Conservatism and Cross-Sectional Variation in the Post-Earnings Announcement Drift
AbstractAccounting conservatism allows me to identify a previously undocumented source of "predictable" cross-sectional variation in Standardized Unexpected Earnings' autocorrelations viz. the sign of the most recent earnings realization and present evidence that the market ignores this variation ("loss effect"). It is possible to earn returns higher than from the Bernard and Thomas (1990) strategy by incorporating this feature. Additionally, the paper shows that the "loss effect" is different from the "cross quarter" effect shown by Rangan and Sloan (1998) and it is possible to combine the two effects to earn returns higher than either strategy alone. Thus, the paper corroborates the Bernard and Thomas finding that stock prices fail to reflect the extent to which quarterly earnings series differ from a seasonal random walk and extends it by showing that the market systematically underestimates time-series properties resulting from accounting conservatism. Copyright University of Chicago on behalf of the Institute of Professional Accounting, 2006.
Download InfoIf you experience problems downloading a file, check if you have the proper application to view it first. In case of further problems read the IDEAS help page. Note that these files are not on the IDEAS site. Please be patient as the files may be large.
As the access to this document is restricted, you may want to look for a different version under "Related research" (further below) or search for a different version of it.
Bibliographic InfoArticle provided by Wiley Blackwell in its journal Journal of Accounting Research.
Volume (Year): 44 (2006)
Issue (Month): 4 (09)
Contact details of provider:
Web page: http://www.blackwellpublishing.com/journal.asp?ref=0021-8456
You can help add them by filling out this form.
CitEc Project, subscribe to its RSS feed for this item.
- Truong, Cameron, 2010. "Post earnings announcement drift and the roles of drift-enhanced factors in New Zealand," Pacific-Basin Finance Journal, Elsevier, vol. 18(2), pages 139-157, April.
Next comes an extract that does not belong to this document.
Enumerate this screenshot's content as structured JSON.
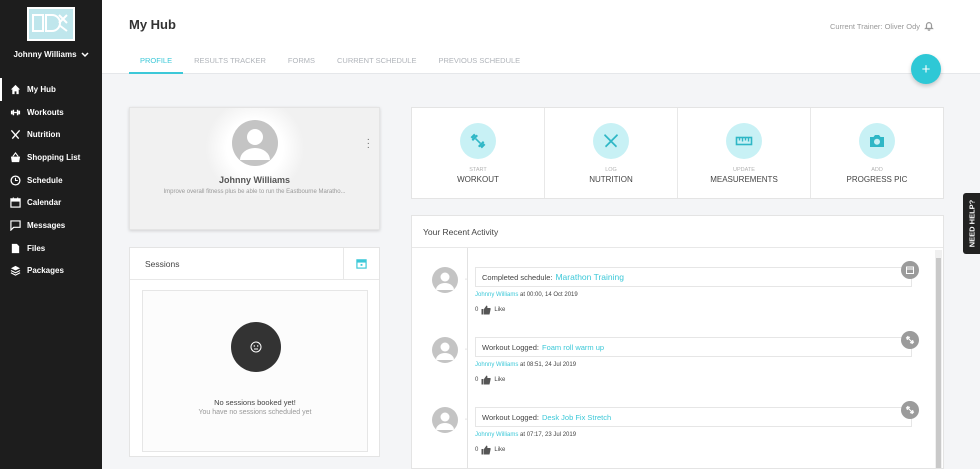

- Haifeng You & Xiao-Jun Zhang, 2011. "Limited attention and stock price drift following earnings announcements and 10-K filings," China Finance Review International, Emerald Group Publishing, vol. 1(4), pages 358-387, August.
- Balakrishnan, Karthik & Bartov, Eli & Faurel, Lucile, 2010. "Post loss/profit announcement drift," Journal of Accounting and Economics, Elsevier, vol. 50(1), pages 20-41, May.
- Haiwei Chen & Ansley Chua & Changha Jin, 2013. "Analyst Forecasting Errors in REITs," International Real Estate Review, Asian Real Estate Society, vol. 16(1), pages 48-67.
- Richardson, Scott & Tuna, Irem & Wysocki, Peter, 2010. "Accounting anomalies and fundamental analysis: A review of recent research advances," Journal of Accounting and Economics, Elsevier, vol. 50(2-3), pages 410-454, December.
For technical questions regarding this item, or to correct its authors, title, abstract, bibliographic or download information, contact: (Wiley-Blackwell Digital Licensing) or (Christopher F. Baum).
If you have authored this item and are not yet registered with RePEc, we encourage you to do it here. This allows to link your profile to this item. It also allows you to accept potential citations to this item that we are uncertain about.
If references are entirely missing, you can add them using this form.
If the full references list an item that is present in RePEc, but the system did not link to it, you can help with this form.
If you know of missing items citing this one, you can help us creating those links by adding the relevant references in the same way as above, for each refering item. If you are a registered author of this item, you may also want to check the "citations" tab in your profile, as there may be some citations waiting for confirmation.
Please note that corrections may take a couple of weeks to filter through the various RePEc services.